EXERCISE AIM → Everything in the listing below should be repeated exactly.

SUPPLIED MATERIAL →

● ● ●

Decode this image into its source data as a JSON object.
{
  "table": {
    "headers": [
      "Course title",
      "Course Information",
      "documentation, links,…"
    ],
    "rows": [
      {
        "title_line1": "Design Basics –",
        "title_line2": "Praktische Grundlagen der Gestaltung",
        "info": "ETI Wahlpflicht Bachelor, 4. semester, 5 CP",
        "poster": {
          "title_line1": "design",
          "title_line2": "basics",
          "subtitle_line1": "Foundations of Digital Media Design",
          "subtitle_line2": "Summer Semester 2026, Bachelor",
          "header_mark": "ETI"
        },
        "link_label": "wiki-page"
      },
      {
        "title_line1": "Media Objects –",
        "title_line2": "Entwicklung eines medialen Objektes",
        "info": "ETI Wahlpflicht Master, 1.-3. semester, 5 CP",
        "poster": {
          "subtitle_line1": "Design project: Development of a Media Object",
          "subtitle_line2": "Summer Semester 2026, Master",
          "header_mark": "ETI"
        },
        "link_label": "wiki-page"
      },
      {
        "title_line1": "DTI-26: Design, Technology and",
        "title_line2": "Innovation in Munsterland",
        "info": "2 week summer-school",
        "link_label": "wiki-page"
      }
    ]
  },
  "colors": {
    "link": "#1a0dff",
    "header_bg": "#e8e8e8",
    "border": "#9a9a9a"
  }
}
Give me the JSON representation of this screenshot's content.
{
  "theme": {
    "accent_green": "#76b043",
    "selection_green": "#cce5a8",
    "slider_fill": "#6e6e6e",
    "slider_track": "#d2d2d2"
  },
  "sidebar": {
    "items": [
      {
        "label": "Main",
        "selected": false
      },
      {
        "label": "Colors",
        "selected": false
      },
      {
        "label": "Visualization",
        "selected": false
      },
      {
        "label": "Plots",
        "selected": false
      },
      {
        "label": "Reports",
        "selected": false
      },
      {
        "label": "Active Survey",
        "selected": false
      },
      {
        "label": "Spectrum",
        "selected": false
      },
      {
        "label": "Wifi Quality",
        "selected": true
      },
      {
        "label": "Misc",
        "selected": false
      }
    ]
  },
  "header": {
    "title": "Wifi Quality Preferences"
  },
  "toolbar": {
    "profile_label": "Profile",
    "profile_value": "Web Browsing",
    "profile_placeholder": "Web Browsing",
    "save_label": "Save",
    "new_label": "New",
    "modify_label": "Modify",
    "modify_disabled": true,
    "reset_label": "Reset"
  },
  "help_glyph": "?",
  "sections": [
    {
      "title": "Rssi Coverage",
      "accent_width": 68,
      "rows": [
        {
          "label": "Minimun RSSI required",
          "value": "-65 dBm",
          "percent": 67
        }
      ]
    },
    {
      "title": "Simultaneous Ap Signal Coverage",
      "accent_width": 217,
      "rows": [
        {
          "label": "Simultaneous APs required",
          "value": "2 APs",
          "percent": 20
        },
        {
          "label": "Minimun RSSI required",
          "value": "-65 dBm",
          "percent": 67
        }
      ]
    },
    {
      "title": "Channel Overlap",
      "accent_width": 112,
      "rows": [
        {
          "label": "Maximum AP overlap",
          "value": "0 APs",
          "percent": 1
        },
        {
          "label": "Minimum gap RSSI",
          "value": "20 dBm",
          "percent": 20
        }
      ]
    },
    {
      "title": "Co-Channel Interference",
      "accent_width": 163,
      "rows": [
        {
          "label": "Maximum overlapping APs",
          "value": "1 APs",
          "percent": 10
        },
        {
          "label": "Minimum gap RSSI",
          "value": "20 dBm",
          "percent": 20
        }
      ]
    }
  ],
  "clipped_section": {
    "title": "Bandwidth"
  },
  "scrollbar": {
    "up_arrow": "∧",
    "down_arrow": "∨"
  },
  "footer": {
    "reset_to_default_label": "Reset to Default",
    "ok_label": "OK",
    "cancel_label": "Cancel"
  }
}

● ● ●

REPLY →
Decode this image into its source data as a JSON object.
{
  "table": {
    "headers": [
      "Course title",
      "Course Information",
      "documentation, links,…"
    ],
    "rows": [
      {
        "title_line1": "Design Basics –",
        "title_line2": "Praktische Grundlagen der Gestaltung",
        "info": "ETI Wahlpflicht Bachelor, 4. semester, 5 CP",
        "poster": {
          "title_line1": "design",
          "title_line2": "basics",
          "subtitle_line1": "Foundations of Digital Media Design",
          "subtitle_line2": "Summer Semester 2026, Bachelor",
          "header_mark": "ETI"
        },
        "link_label": "wiki-page"
      },
      {
        "title_line1": "Media Objects –",
        "title_line2": "Entwicklung eines medialen Objektes",
        "info": "ETI Wahlpflicht Master, 1.-3. semester, 5 CP",
        "poster": {
          "subtitle_line1": "Design project: Development of a Media Object",
          "subtitle_line2": "Summer Semester 2026, Master",
          "header_mark": "ETI"
        },
        "link_label": "wiki-page"
      },
      {
        "title_line1": "DTI-26: Design, Technology and",
        "title_line2": "Innovation in Munsterland",
        "info": "2 week summer-school",
        "link_label": "wiki-page"
      }
    ]
  },
  "colors": {
    "link": "#1a0dff",
    "header_bg": "#e8e8e8",
    "border": "#9a9a9a"
  }
}
Give me the JSON representation of this screenshot's content.
{
  "theme": {
    "accent_green": "#76b043",
    "selection_green": "#cce5a8",
    "slider_fill": "#6e6e6e",
    "slider_track": "#d2d2d2"
  },
  "sidebar": {
    "items": [
      {
        "label": "Main",
        "selected": false
      },
      {
        "label": "Colors",
        "selected": false
      },
      {
        "label": "Visualization",
        "selected": false
      },
      {
        "label": "Plots",
        "selected": false
      },
      {
        "label": "Reports",
        "selected": false
      },
      {
        "label": "Active Survey",
        "selected": false
      },
      {
        "label": "Spectrum",
        "selected": false
      },
      {
        "label": "Wifi Quality",
        "selected": true
      },
      {
        "label": "Misc",
        "selected": false
      }
    ]
  },
  "header": {
    "title": "Wifi Quality Preferences"
  },
  "toolbar": {
    "profile_label": "Profile",
    "profile_value": "Web Browsing",
    "profile_placeholder": "Web Browsing",
    "save_label": "Save",
    "new_label": "New",
    "modify_label": "Modify",
    "modify_disabled": true,
    "reset_label": "Reset"
  },
  "help_glyph": "?",
  "sections": [
    {
      "title": "Rssi Coverage",
      "accent_width": 68,
      "rows": [
        {
          "label": "Minimun RSSI required",
          "value": "-65 dBm",
          "percent": 67
        }
      ]
    },
    {
      "title": "Simultaneous Ap Signal Coverage",
      "accent_width": 217,
      "rows": [
        {
          "label": "Simultaneous APs required",
          "value": "2 APs",
          "percent": 20
        },
        {
          "label": "Minimun RSSI required",
          "value": "-65 dBm",
          "percent": 67
        }
      ]
    },
    {
      "title": "Channel Overlap",
      "accent_width": 112,
      "rows": [
        {
          "label": "Maximum AP overlap",
          "value": "0 APs",
          "percent": 1
        },
        {
          "label": "Minimum gap RSSI",
          "value": "20 dBm",
          "percent": 20
        }
      ]
    },
    {
      "title": "Co-Channel Interference",
      "accent_width": 163,
      "rows": [
        {
          "label": "Maximum overlapping APs",
          "value": "1 APs",
          "percent": 10
        },
        {
          "label": "Minimum gap RSSI",
          "value": "20 dBm",
          "percent": 20
        }
      ]
    }
  ],
  "clipped_section": {
    "title": "Bandwidth"
  },
  "scrollbar": {
    "up_arrow": "∧",
    "down_arrow": "∨"
  },
  "footer": {
    "reset_to_default_label": "Reset to Default",
    "ok_label": "OK",
    "cancel_label": "Cancel"
  }
}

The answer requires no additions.